EXERCISE BRIEF - Select every line containing the word "Type" from the material, and copy those lines.
--- START ---
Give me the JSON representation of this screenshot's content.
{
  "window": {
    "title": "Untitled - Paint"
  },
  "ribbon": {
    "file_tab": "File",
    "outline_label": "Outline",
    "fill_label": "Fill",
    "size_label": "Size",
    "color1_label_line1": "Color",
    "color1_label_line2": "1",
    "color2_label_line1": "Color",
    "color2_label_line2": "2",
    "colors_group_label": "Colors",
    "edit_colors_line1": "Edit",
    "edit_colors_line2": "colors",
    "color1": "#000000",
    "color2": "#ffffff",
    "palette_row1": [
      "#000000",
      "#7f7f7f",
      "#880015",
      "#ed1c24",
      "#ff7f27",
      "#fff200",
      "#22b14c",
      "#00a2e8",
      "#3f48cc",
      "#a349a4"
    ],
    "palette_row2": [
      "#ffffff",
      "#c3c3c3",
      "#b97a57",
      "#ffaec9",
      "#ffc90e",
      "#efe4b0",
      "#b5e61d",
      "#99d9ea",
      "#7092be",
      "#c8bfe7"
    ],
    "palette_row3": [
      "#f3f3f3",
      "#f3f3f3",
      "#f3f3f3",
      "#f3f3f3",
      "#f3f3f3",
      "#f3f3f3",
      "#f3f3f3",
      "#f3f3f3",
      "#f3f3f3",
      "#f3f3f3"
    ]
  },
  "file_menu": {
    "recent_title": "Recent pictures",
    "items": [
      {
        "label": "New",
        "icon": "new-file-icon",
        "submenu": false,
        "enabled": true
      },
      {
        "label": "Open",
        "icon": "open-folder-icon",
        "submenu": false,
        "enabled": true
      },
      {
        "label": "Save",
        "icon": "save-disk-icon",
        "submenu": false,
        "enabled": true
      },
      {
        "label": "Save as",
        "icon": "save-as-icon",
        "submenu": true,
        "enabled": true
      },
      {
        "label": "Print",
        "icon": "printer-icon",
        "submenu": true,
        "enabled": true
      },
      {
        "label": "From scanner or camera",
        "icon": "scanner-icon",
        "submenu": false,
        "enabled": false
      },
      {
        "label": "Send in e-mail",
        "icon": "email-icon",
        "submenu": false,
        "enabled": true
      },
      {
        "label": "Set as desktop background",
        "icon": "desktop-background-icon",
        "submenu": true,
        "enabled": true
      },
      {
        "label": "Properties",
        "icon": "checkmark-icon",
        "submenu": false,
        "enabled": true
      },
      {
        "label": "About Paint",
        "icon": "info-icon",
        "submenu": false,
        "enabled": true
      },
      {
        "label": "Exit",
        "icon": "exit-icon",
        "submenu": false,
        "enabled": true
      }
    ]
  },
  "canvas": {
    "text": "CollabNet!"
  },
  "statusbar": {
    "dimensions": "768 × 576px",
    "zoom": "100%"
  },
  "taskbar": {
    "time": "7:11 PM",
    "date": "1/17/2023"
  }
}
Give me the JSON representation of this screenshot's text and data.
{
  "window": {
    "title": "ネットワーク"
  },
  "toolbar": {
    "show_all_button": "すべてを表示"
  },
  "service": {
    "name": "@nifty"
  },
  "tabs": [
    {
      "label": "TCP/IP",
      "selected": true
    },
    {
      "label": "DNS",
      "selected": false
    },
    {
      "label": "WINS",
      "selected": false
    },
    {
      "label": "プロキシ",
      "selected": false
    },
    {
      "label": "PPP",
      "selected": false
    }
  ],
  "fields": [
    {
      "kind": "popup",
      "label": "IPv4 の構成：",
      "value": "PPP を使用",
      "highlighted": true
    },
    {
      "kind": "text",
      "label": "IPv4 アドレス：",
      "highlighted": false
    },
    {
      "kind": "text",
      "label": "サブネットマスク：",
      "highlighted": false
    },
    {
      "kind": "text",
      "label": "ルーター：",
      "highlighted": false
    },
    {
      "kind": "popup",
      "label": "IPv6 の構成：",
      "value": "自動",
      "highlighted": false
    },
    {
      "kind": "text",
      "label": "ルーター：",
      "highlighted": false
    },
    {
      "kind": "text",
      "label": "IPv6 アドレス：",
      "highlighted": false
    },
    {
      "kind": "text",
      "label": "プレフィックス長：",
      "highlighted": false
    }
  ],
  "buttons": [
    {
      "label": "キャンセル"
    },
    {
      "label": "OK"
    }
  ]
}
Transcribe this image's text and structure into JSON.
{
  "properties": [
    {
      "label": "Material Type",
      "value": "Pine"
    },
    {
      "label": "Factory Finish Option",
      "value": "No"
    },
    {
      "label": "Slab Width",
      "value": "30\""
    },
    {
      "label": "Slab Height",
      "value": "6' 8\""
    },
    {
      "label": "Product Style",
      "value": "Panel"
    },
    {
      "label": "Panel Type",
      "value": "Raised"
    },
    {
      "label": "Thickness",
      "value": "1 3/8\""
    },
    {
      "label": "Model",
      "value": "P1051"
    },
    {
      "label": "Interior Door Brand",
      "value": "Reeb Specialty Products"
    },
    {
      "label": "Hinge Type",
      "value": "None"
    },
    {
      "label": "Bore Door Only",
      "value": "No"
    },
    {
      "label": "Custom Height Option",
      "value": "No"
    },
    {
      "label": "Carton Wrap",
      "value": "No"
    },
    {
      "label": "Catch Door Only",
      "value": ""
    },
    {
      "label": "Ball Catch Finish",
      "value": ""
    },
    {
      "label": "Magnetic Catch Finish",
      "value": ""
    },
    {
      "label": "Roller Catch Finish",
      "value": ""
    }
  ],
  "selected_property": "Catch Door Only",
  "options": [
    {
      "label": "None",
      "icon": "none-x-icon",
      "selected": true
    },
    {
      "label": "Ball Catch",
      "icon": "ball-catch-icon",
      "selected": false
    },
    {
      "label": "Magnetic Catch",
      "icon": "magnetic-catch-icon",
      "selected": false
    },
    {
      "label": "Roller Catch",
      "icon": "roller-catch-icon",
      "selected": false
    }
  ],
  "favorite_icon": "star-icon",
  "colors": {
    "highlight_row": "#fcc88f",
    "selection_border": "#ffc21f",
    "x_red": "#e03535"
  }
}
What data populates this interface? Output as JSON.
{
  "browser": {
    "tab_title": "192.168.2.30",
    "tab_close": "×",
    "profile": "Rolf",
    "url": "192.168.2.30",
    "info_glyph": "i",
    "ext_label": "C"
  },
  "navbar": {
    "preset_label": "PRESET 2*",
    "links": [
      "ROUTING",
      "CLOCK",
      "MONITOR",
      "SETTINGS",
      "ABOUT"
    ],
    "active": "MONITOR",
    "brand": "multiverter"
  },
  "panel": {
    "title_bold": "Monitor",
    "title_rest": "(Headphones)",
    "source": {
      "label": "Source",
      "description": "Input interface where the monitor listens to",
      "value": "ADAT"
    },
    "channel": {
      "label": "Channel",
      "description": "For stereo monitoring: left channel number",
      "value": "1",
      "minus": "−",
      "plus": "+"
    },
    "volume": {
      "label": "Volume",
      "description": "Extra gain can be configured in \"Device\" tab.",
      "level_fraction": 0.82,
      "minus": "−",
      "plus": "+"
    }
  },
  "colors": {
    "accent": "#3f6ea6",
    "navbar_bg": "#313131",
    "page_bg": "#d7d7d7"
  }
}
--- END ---
PROBLEM SOLUTION -
      "label": "Material Type",
      "label": "Panel Type",
      "label": "Hinge Type",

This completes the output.